The following are some more pics of the car on our way home. When I got it home, the angle in my driveway is such that to just free roll a 4,000 pound car off all by myself was risky. I wanted it in the garage - so a good friend of mine, Mike Kollman at Hillside Auto - who is used to my shenanigans with cars, hauled it from his garage to mine for free. Mike and his wife have always treated me so well when it comes to this stuff. I asked Mike if he liked the car; his response: Nope.
So that's the story of The Chevy. Many more chapters to be written for this old 66 Impala. I've got a lot of work to do on "The Chevy." It's in rough shape - so rough, that nearly every part would need to be replaced if you wanted it to look mint. I'm not interested in mint. I'm interested in passing inspection.
And as if to reflect a little - think about this. If I had not pressed more about the car's history, or, if someone else had bought it for the engine and sold the rest as a roller, or just someone wanted it like me but had no inkling or care about history - this entire story would never have been known. Those story pages that existed, would have been forever erased. There would be no Larry. There would be no knowledge to others that one time when drag racing a Corvette that he popped a motor mount in it. Or that trip to New Hampshire to go camping. Or how much fun it was to pick it up their very first day with it. It's very important to know as much as you can about a car, beyond "paperwork" and "numbers matching."
And as crazy/dumb/pointless as this website may be to the few who stumble in here - I hope that some of my adventures in seeking out these cars may inspire others to do the same. It's not easy, and it's not hard. In the words of a dearly departed friend, Lynn Holland-Kelley - "Don't blow off doing something today that you will regret you never did tomorrow."
Thanks for reading!
This section of the site is not specific to my taxi travels.
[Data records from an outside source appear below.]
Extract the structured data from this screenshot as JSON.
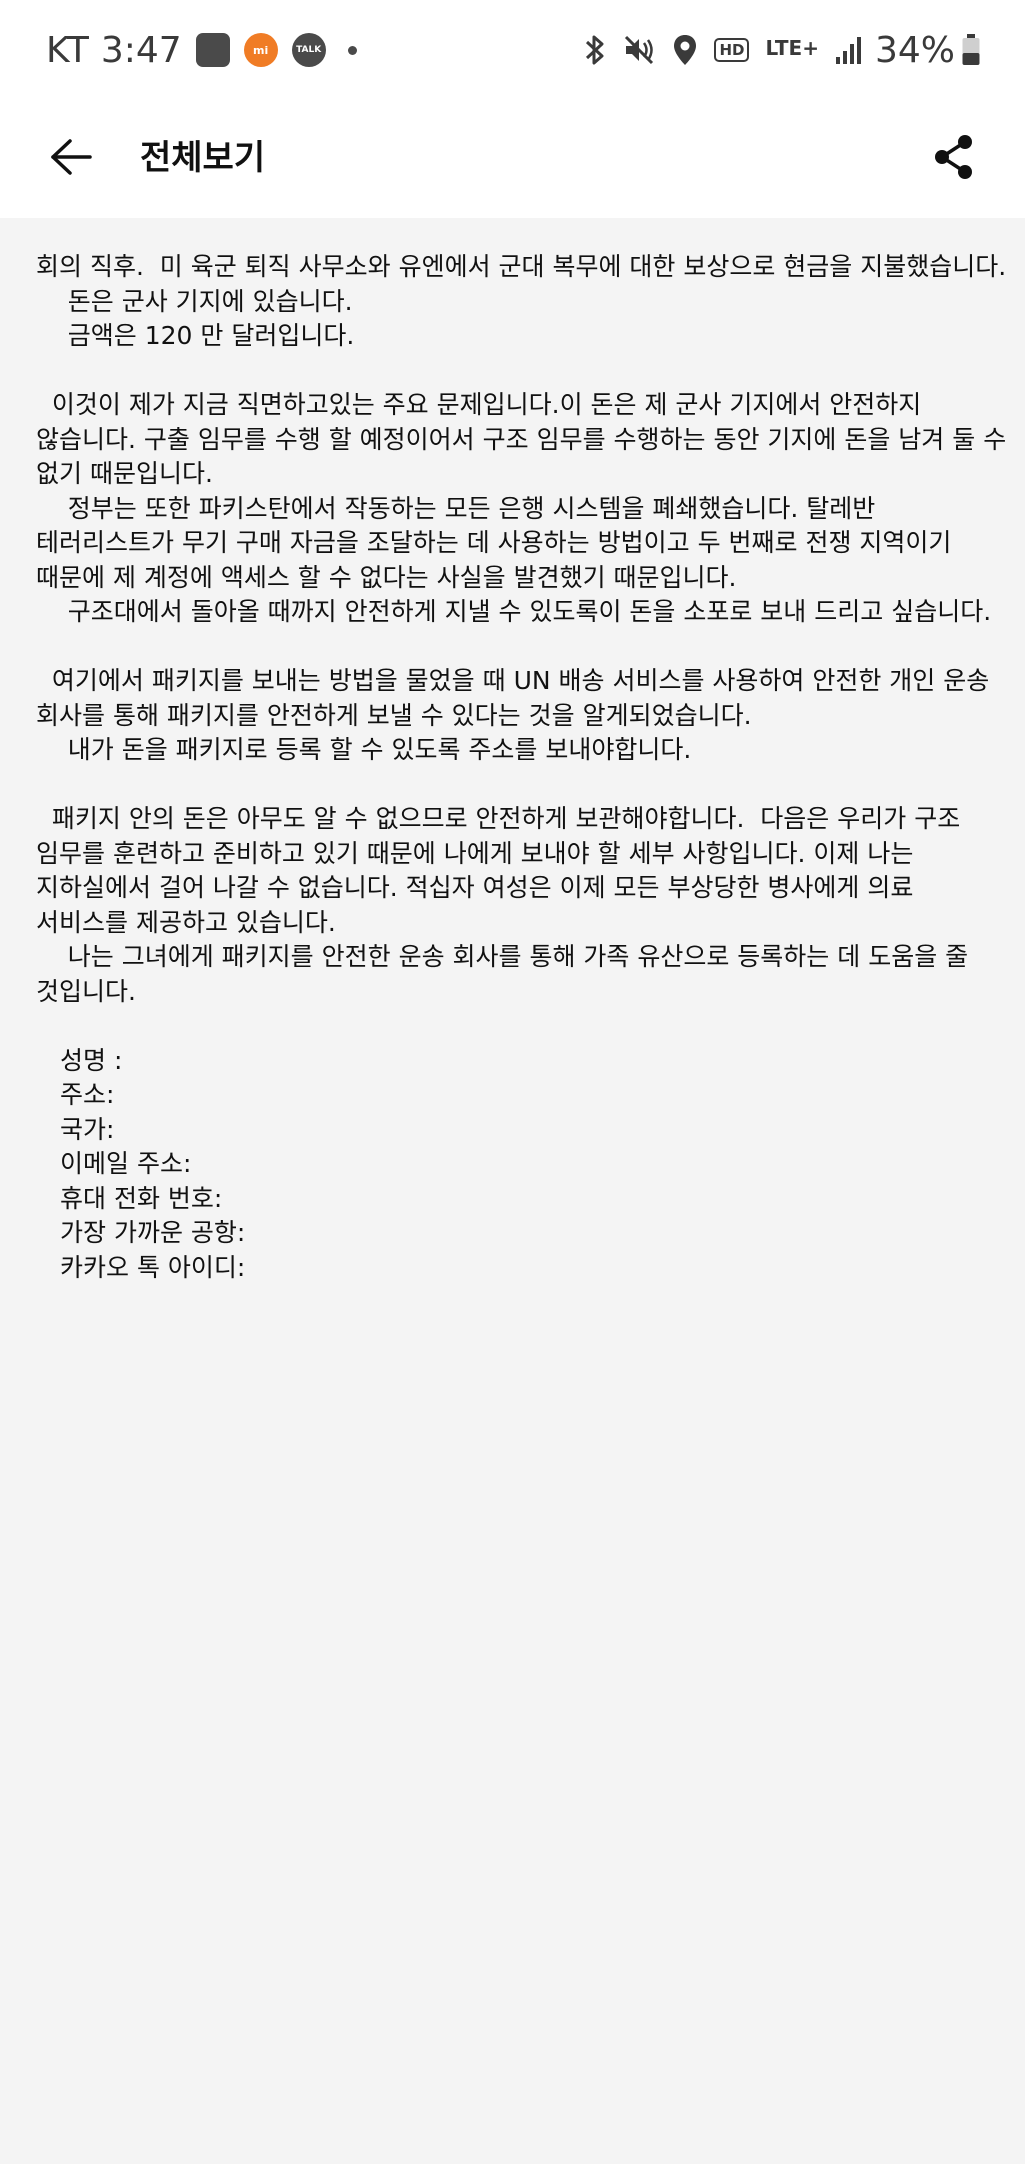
{
  "status_bar": {
    "carrier": "KT",
    "time": "3:47",
    "notif_mi_label": "mi",
    "notif_talk_label": "TALK",
    "hd_label": "HD",
    "network_label": "LTE+",
    "battery": "34%"
  },
  "app_bar": {
    "title": "전체보기"
  },
  "message": {
    "lines": [
      "회의 직후.  미 육군 퇴직 사무소와 유엔에서 군대 복무에 대한 보상으로 현금을 지불했습니다.",
      "    돈은 군사 기지에 있습니다.",
      "    금액은 120 만 달러입니다.",
      "",
      "  이것이 제가 지금 직면하고있는 주요 문제입니다.이 돈은 제 군사 기지에서 안전하지",
      "않습니다. 구출 임무를 수행 할 예정이어서 구조 임무를 수행하는 동안 기지에 돈을 남겨 둘 수",
      "없기 때문입니다.",
      "    정부는 또한 파키스탄에서 작동하는 모든 은행 시스템을 폐쇄했습니다. 탈레반",
      "테러리스트가 무기 구매 자금을 조달하는 데 사용하는 방법이고 두 번째로 전쟁 지역이기",
      "때문에 제 계정에 액세스 할 수 없다는 사실을 발견했기 때문입니다.",
      "    구조대에서 돌아올 때까지 안전하게 지낼 수 있도록이 돈을 소포로 보내 드리고 싶습니다.",
      "",
      "  여기에서 패키지를 보내는 방법을 물었을 때 UN 배송 서비스를 사용하여 안전한 개인 운송",
      "회사를 통해 패키지를 안전하게 보낼 수 있다는 것을 알게되었습니다.",
      "    내가 돈을 패키지로 등록 할 수 있도록 주소를 보내야합니다.",
      "",
      "  패키지 안의 돈은 아무도 알 수 없으므로 안전하게 보관해야합니다.  다음은 우리가 구조",
      "임무를 훈련하고 준비하고 있기 때문에 나에게 보내야 할 세부 사항입니다. 이제 나는",
      "지하실에서 걸어 나갈 수 없습니다. 적십자 여성은 이제 모든 부상당한 병사에게 의료",
      "서비스를 제공하고 있습니다.",
      "    나는 그녀에게 패키지를 안전한 운송 회사를 통해 가족 유산으로 등록하는 데 도움을 줄",
      "것입니다.",
      ""
    ],
    "fields": [
      "성명 :",
      "주소:",
      "국가:",
      "이메일 주소:",
      "휴대 전화 번호:",
      "가장 가까운 공항:",
      "카카오 톡 아이디:"
    ]
  }
}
They are not really rants either. It is more of a space for me to simply raise awareness to topics that either inspire or frustrate me as an individual.